(App and web page records)
----------------

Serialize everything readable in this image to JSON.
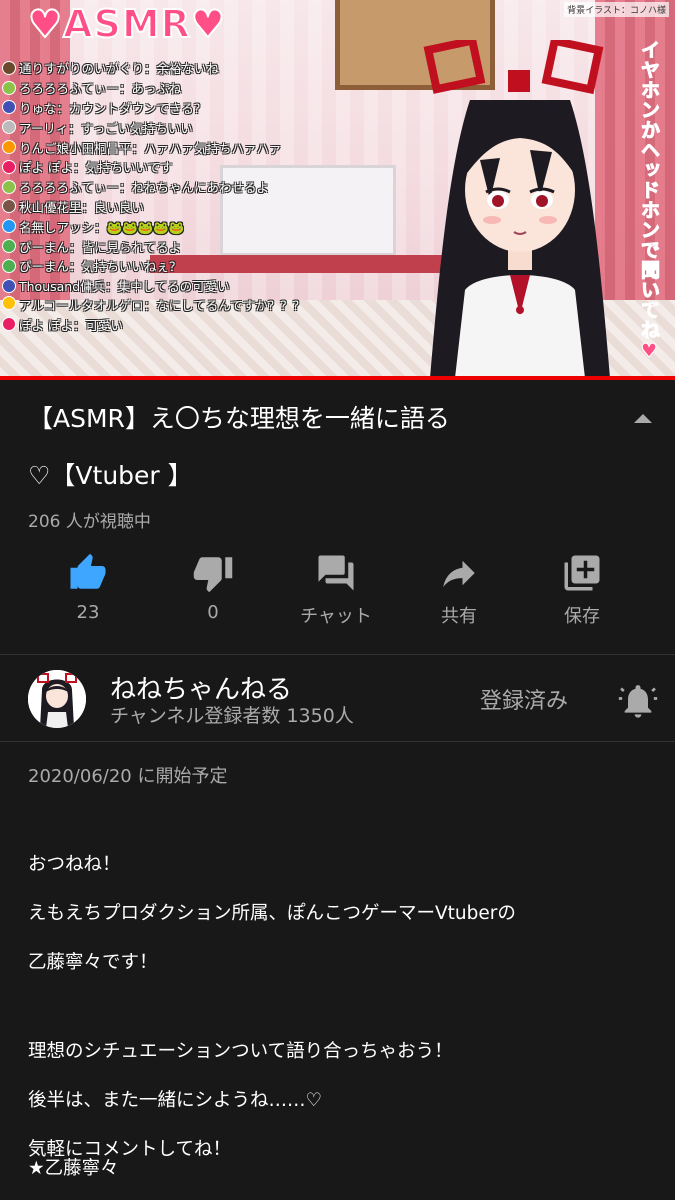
{
  "video": {
    "asmr_title": "♥ASMR♥",
    "bg_credit": "背景イラスト：コノハ様",
    "vertical_note": "イヤホンかヘッドホンで聞いてね♥",
    "chat": [
      {
        "name": "通りすがりのいがぐり",
        "text": "余裕ないね",
        "color": "#6b4a2b"
      },
      {
        "name": "ろろろろふてぃー",
        "text": "あっぷね",
        "color": "#8bc34a"
      },
      {
        "name": "りゅな",
        "text": "カウントダウンできる？",
        "color": "#3f51b5"
      },
      {
        "name": "アーリィ",
        "text": "すっごい気持ちいい",
        "color": "#bbb"
      },
      {
        "name": "りんご娘小田桐昌平",
        "text": "ハァハァ気持ちハァハァ",
        "color": "#ff9800"
      },
      {
        "name": "ぽよ ぽよ",
        "text": "気持ちいいです",
        "color": "#e91e63"
      },
      {
        "name": "ろろろろふてぃー",
        "text": "ねねちゃんにあわせるよ",
        "color": "#8bc34a"
      },
      {
        "name": "秋山優花里",
        "text": "良い良い",
        "color": "#795548"
      },
      {
        "name": "名無しアッシ",
        "text": "🐸🐸🐸🐸🐸",
        "color": "#2196f3"
      },
      {
        "name": "ぴーまん",
        "text": "皆に見られてるよ",
        "color": "#4caf50"
      },
      {
        "name": "ぴーまん",
        "text": "気持ちいいねぇ？",
        "color": "#4caf50"
      },
      {
        "name": "Thousand傭兵",
        "text": "集中してるの可愛い",
        "color": "#3f51b5"
      },
      {
        "name": "アルコールタオルゲロ",
        "text": "なにしてるんですか？？？",
        "color": "#ffc107"
      },
      {
        "name": "ぽよ ぽよ",
        "text": "可愛い",
        "color": "#e91e63"
      }
    ]
  },
  "info": {
    "title_line1": "【ASMR】え〇ちな理想を一緒に語る",
    "title_line2": "♡【Vtuber 】",
    "viewers": "206 人が視聴中"
  },
  "actions": {
    "like_count": "23",
    "dislike_count": "0",
    "chat_label": "チャット",
    "share_label": "共有",
    "save_label": "保存"
  },
  "channel": {
    "name": "ねねちゃんねる",
    "subscribers": "チャンネル登録者数 1350人",
    "subscribed_label": "登録済み"
  },
  "description": {
    "scheduled": "2020/06/20 に開始予定",
    "p1": [
      "おつねね！",
      "えもえちプロダクション所属、ぽんこつゲーマーVtuberの",
      "乙藤寧々です！"
    ],
    "p2": [
      "理想のシチュエーションついて語り合っちゃおう！",
      "後半は、また一緒にシようね……♡",
      "気軽にコメントしてね！"
    ],
    "sign": "★乙藤寧々"
  },
  "colors": {
    "accent_like": "#3ea6ff",
    "live_red": "#e00000",
    "background": "#181818"
  }
}
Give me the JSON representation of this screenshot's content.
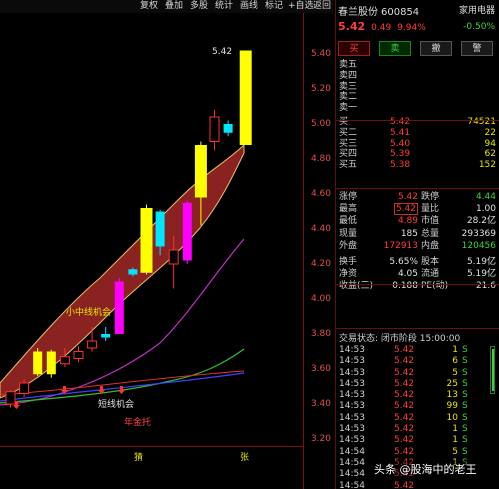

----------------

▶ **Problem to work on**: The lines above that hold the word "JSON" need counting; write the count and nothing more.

▶ **Response area**: 2